[Task brief] Report the lines of the material that carry the string "title".

[Records supplied]
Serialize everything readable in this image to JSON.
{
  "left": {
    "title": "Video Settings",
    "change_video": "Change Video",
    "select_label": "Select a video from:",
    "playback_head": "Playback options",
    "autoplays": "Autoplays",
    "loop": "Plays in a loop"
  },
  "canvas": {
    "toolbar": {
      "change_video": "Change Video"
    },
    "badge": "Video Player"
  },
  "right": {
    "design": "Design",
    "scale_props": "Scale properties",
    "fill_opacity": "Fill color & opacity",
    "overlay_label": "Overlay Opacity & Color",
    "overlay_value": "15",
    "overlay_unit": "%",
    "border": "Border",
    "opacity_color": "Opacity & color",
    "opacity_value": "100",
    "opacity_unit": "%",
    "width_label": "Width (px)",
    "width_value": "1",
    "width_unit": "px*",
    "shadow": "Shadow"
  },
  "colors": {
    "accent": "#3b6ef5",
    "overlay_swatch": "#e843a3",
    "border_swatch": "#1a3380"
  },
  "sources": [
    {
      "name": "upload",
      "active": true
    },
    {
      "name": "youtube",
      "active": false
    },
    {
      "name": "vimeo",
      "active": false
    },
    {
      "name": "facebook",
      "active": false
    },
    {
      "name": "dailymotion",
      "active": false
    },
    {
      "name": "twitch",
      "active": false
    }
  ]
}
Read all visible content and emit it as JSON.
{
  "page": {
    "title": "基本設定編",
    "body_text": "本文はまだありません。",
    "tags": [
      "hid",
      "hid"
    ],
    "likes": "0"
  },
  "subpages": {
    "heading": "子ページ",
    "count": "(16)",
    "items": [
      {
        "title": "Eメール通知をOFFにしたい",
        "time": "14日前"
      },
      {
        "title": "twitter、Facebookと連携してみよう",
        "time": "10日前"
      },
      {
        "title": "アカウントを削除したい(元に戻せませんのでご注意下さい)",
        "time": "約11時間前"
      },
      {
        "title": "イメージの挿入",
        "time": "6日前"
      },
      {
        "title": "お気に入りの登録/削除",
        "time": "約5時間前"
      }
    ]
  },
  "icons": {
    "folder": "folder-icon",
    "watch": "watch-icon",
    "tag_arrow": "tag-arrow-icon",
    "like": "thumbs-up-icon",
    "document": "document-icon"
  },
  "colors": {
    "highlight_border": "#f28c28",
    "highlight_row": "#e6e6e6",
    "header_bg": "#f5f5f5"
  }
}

[Answer to this task]
    "title": "Video Settings",
    "title": "基本設定編",
        "title": "Eメール通知をOFFにしたい",
        "title": "twitter、Facebookと連携してみよう",
        "title": "アカウントを削除したい(元に戻せませんのでご注意下さい)",
        "title": "イメージの挿入",
        "title": "お気に入りの登録/削除",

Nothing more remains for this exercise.